Lily Allen has managed to stir up a whole lot of controversy in the 24 hours since she revealed her comeback single, Hard Out Here, and its twerktastic accompanying video, with the British singer being accused of exploiting and misrepresenting women of colour.
The clip seems to poke fun at Miley Cyrus, with a mostly clothed Allen slapping the butt of her black backup dancer, causing some outrage amongst the folks on the internet. But the 28-year-old popette has hit back at the claims, taking to Twitter to defend herself against the suggestion that she’s propagating racism:
“Privilege, Superiority and Misconceptions

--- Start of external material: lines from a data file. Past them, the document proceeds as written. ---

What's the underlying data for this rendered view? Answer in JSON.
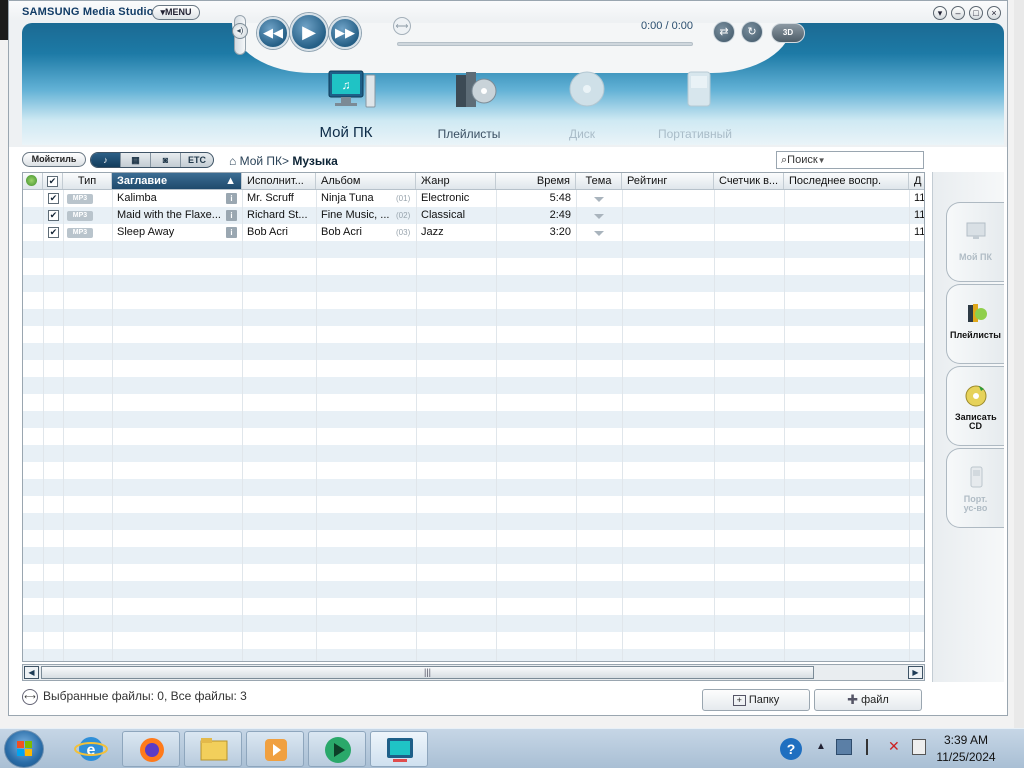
{
  "app": {
    "brand": "SAMSUNG Media Studio",
    "menu_label": "MENU",
    "timecode": "0:00 / 0:00",
    "btn_3d": "3D",
    "win_controls": [
      "▾",
      "–",
      "□",
      "×"
    ]
  },
  "nav": {
    "items": [
      {
        "label": "Мой ПК",
        "state": "active"
      },
      {
        "label": "Плейлисты",
        "state": "normal"
      },
      {
        "label": "Диск",
        "state": "disabled"
      },
      {
        "label": "Портативный",
        "state": "disabled"
      }
    ]
  },
  "toolbar": {
    "mystyle": "Мойстиль",
    "filters": [
      "♪",
      "▦",
      "◙",
      "ETC"
    ],
    "breadcrumb_root": "Мой ПК>",
    "breadcrumb_current": "Музыка",
    "search_placeholder": "Поиск"
  },
  "table": {
    "columns": [
      "Тип",
      "Заглавие",
      "Исполнит...",
      "Альбом",
      "Жанр",
      "Время",
      "Тема",
      "Рейтинг",
      "Счетчик в...",
      "Последнее воспр.",
      "Д"
    ],
    "rows": [
      {
        "type": "MP3",
        "title": "Kalimba",
        "artist": "Mr. Scruff",
        "album": "Ninja Tuna",
        "track": "(01)",
        "genre": "Electronic",
        "time": "5:48",
        "extra": "11"
      },
      {
        "type": "MP3",
        "title": "Maid with the Flaxe...",
        "artist": "Richard St...",
        "album": "Fine Music, ...",
        "track": "(02)",
        "genre": "Classical",
        "time": "2:49",
        "extra": "11"
      },
      {
        "type": "MP3",
        "title": "Sleep Away",
        "artist": "Bob Acri",
        "album": "Bob Acri",
        "track": "(03)",
        "genre": "Jazz",
        "time": "3:20",
        "extra": "11"
      }
    ]
  },
  "status": {
    "text": "Выбранные файлы: 0, Все файлы: 3",
    "folder_btn": "Папку",
    "file_btn": "файл"
  },
  "side_tabs": [
    {
      "label": "Мой ПК",
      "state": "disabled"
    },
    {
      "label": "Плейлисты",
      "state": "normal"
    },
    {
      "label": "Записать CD",
      "state": "normal"
    },
    {
      "label": "Порт. ус-во",
      "state": "disabled"
    }
  ],
  "taskbar": {
    "time": "3:39 AM",
    "date": "11/25/2024"
  },
  "colors": {
    "accent": "#1d7aa6",
    "header_sorted": "#1f4a6c",
    "stripe": "#e8f0f6"
  }
}
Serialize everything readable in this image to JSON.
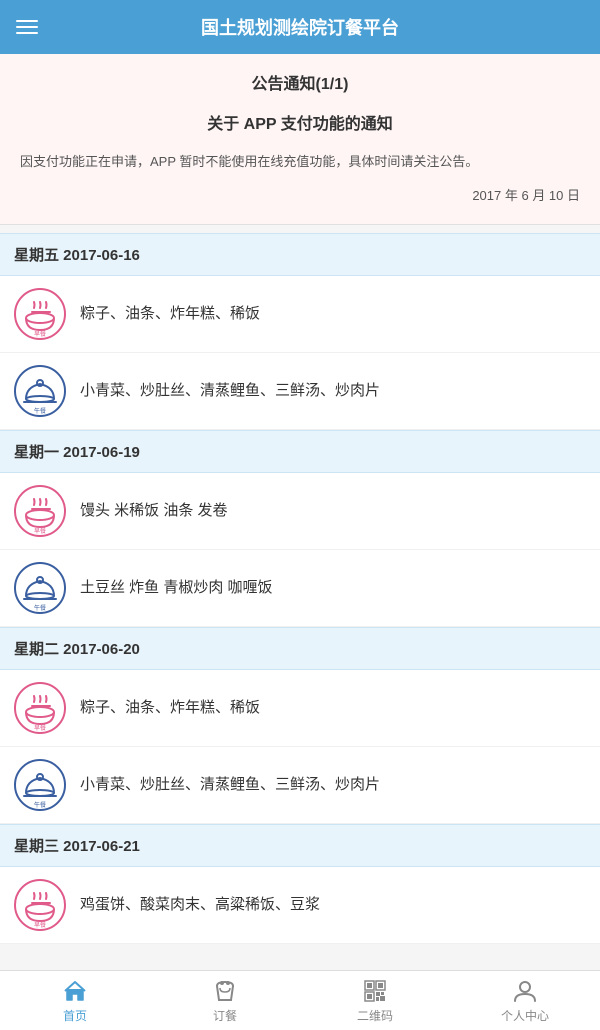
{
  "header": {
    "title": "国土规划测绘院订餐平台",
    "menu_icon": "menu-icon"
  },
  "notice": {
    "title": "公告通知(1/1)",
    "subtitle": "关于 APP 支付功能的通知",
    "body": "因支付功能正在申请，APP 暂时不能使用在线充值功能，具体时间请关注公告。",
    "date": "2017 年 6 月 10 日"
  },
  "menu_days": [
    {
      "day_label": "星期五 2017-06-16",
      "meals": [
        {
          "type": "早餐",
          "items": "粽子、油条、炸年糕、稀饭",
          "icon_type": "breakfast"
        },
        {
          "type": "午餐",
          "items": "小青菜、炒肚丝、清蒸鲤鱼、三鲜汤、炒肉片",
          "icon_type": "lunch"
        }
      ]
    },
    {
      "day_label": "星期一 2017-06-19",
      "meals": [
        {
          "type": "早餐",
          "items": "馒头 米稀饭 油条 发卷",
          "icon_type": "breakfast"
        },
        {
          "type": "午餐",
          "items": "土豆丝 炸鱼 青椒炒肉 咖喱饭",
          "icon_type": "lunch"
        }
      ]
    },
    {
      "day_label": "星期二 2017-06-20",
      "meals": [
        {
          "type": "早餐",
          "items": "粽子、油条、炸年糕、稀饭",
          "icon_type": "breakfast"
        },
        {
          "type": "午餐",
          "items": "小青菜、炒肚丝、清蒸鲤鱼、三鲜汤、炒肉片",
          "icon_type": "lunch"
        }
      ]
    },
    {
      "day_label": "星期三 2017-06-21",
      "meals": [
        {
          "type": "早餐",
          "items": "鸡蛋饼、酸菜肉末、高粱稀饭、豆浆",
          "icon_type": "breakfast"
        }
      ]
    }
  ],
  "bottom_nav": {
    "items": [
      {
        "label": "首页",
        "key": "home",
        "active": true
      },
      {
        "label": "订餐",
        "key": "order",
        "active": false
      },
      {
        "label": "二维码",
        "key": "qrcode",
        "active": false
      },
      {
        "label": "个人中心",
        "key": "profile",
        "active": false
      }
    ]
  }
}
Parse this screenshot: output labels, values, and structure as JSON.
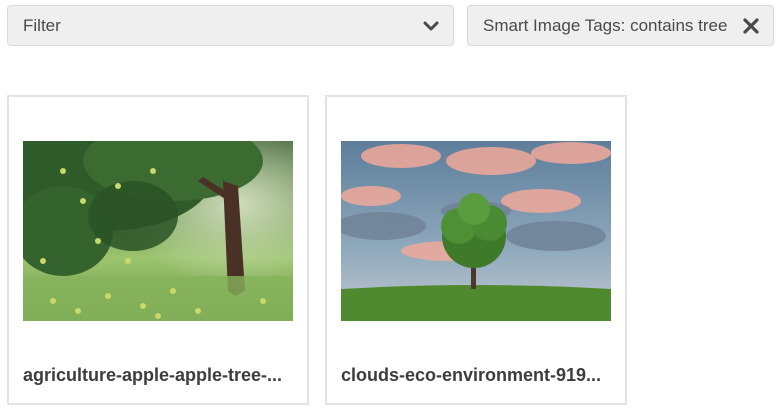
{
  "filter": {
    "label": "Filter",
    "icon": "chevron-down-icon"
  },
  "active_tag": {
    "label": "Smart Image Tags: contains tree",
    "icon": "close-icon"
  },
  "results": [
    {
      "title": "agriculture-apple-apple-tree-...",
      "thumbnail": "apple-tree-orchard"
    },
    {
      "title": "clouds-eco-environment-919...",
      "thumbnail": "lone-tree-sky"
    }
  ]
}
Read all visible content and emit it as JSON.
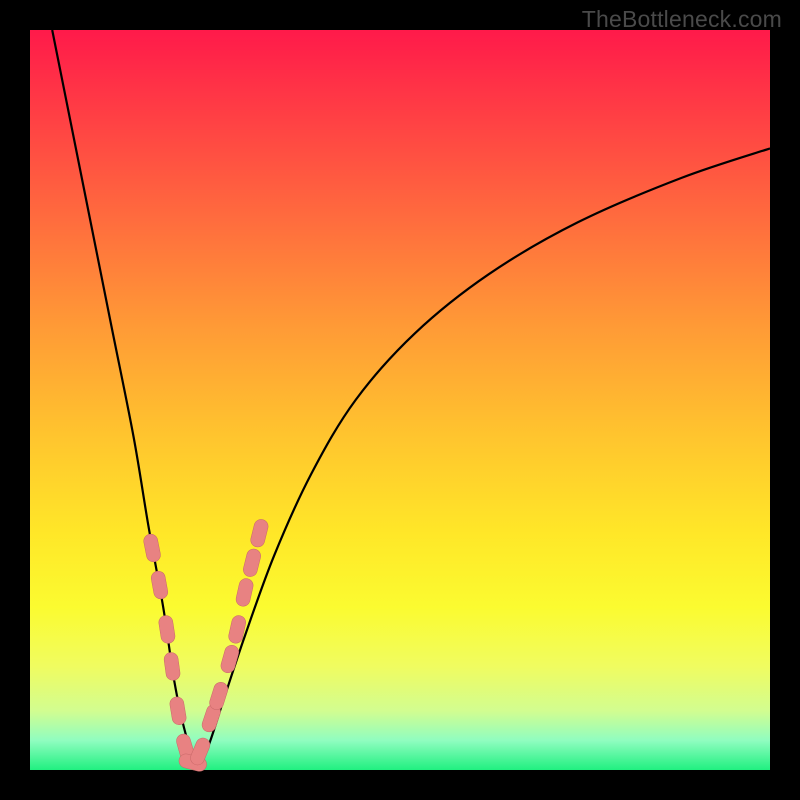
{
  "watermark": "TheBottleneck.com",
  "chart_data": {
    "type": "line",
    "title": "",
    "xlabel": "",
    "ylabel": "",
    "xlim": [
      0,
      100
    ],
    "ylim": [
      0,
      100
    ],
    "grid": false,
    "background_gradient": {
      "top": "#ff1a4a",
      "bottom": "#20f080",
      "meaning": "red at top (high bottleneck), green at bottom (low bottleneck)"
    },
    "series": [
      {
        "name": "bottleneck-curve",
        "color": "#000000",
        "x": [
          3,
          5,
          8,
          11,
          14,
          16,
          18,
          19.5,
          21,
          22.5,
          24,
          26,
          29,
          33,
          38,
          44,
          52,
          62,
          74,
          88,
          100
        ],
        "values": [
          100,
          90,
          75,
          60,
          45,
          33,
          22,
          12,
          5,
          1,
          3,
          9,
          18,
          29,
          40,
          50,
          59,
          67,
          74,
          80,
          84
        ]
      }
    ],
    "markers": {
      "name": "highlighted-points",
      "color": "#e88282",
      "shape": "pill",
      "x": [
        16.5,
        17.5,
        18.5,
        19.2,
        20,
        21,
        22,
        23,
        24.5,
        25.5,
        27,
        28,
        29,
        30,
        31
      ],
      "values": [
        30,
        25,
        19,
        14,
        8,
        3,
        1,
        2.5,
        7,
        10,
        15,
        19,
        24,
        28,
        32
      ]
    }
  }
}
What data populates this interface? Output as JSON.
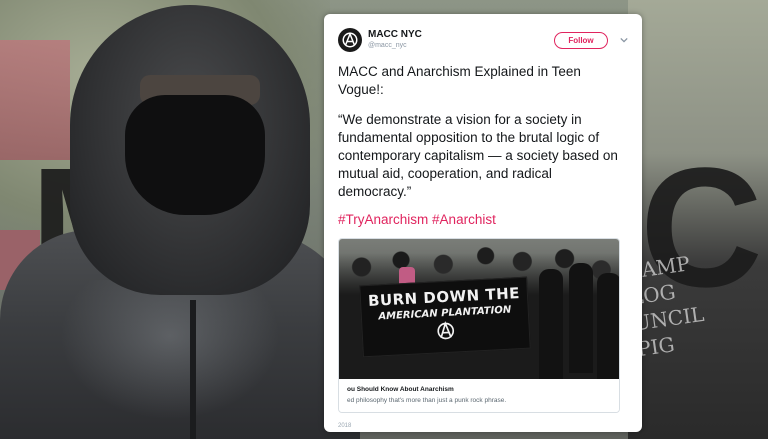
{
  "background": {
    "big_letters": [
      "M",
      "C"
    ],
    "chalk_text": [
      "CAMP",
      "LOG",
      "UNCIL",
      "PIG"
    ]
  },
  "tweet": {
    "display_name": "MACC NYC",
    "handle": "@macc_nyc",
    "follow_label": "Follow",
    "body_line": "MACC and Anarchism Explained in Teen Vogue!:",
    "quote": "“We demonstrate a vision for a society in fundamental opposition to the brutal logic of contemporary capitalism — a society based on mutual aid, cooperation, and radical democracy.”",
    "hashtags": [
      "#TryAnarchism",
      "#Anarchist"
    ],
    "card": {
      "banner_line1": "BURN DOWN THE",
      "banner_line2": "AMERICAN PLANTATION",
      "title": "ou Should Know About Anarchism",
      "description": "ed philosophy that's more than just a punk rock phrase."
    },
    "timestamp": "2018",
    "colors": {
      "accent": "#e0245e",
      "text": "#14171a",
      "muted": "#8a96a3"
    }
  }
}
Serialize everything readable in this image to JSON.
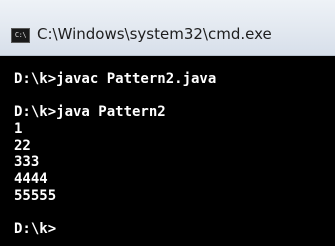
{
  "window": {
    "title": "C:\\Windows\\system32\\cmd.exe",
    "icon_label": "C:\\"
  },
  "console": {
    "lines": [
      "D:\\k>javac Pattern2.java",
      "",
      "D:\\k>java Pattern2",
      "1",
      "22",
      "333",
      "4444",
      "55555",
      "",
      "D:\\k>"
    ]
  }
}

1. If anyone thinks for a second that I requested specific ethnicities for the video, they’re wrong.
2. If anyone thinks that after asking the girls to audition, I was going to send any of them away because of the colour of their skin, they’re wrong.
3. The message is clear. Whilst I don’t want to offend anyone. I do strive to provoke thought and conversation. The video is meant to be a lighthearted satirical video that deals with objectification of women within modern pop culture. It has nothing to do with race, at all.
4. If I could dance like the ladies can, it would have been my arse on your screens; I actually rehearsed for two weeks trying to perfect my twerk, but failed miserably. If I was a little braver, I would have been wearing a bikini too, but I do not and I have chronic cellulite, which nobody wants to see. What I’m trying to say is that me being covered up has nothing to do with me wanting to disassociate myself from the girls, it has more to do with my own insecurities and I just wanted to feel as comfortable as possible on the shoot day.
5. I’m not going to apologise because I think that would imply that I’m guilty of something, but I promise you this, in no way do I feel superior to anyone, except paedophiles, rapists murderers etc., and I would not only be surprised but deeply saddened if I thought anyone came away from that video feeling taken advantage of,or compromised in any way.
6. Ask the ladies yourselves @shalaeuroasia @monique_Lawz @ceodancers @TempleArtist @SelizaShowtime @melycrisp”
Parody or cultural appropriation? Either way, it’s set tongues wagging, which seems to be the main aim of commercial pop these days. Hard Out Here is Allen’s first original release since 2009, following her cover of Keane‘s Somewhere Only We Know. Her comeback album is scheduled for release in 2014.
Watch: Lily Allen – Hard Out Here
(via Pigeons and Planes)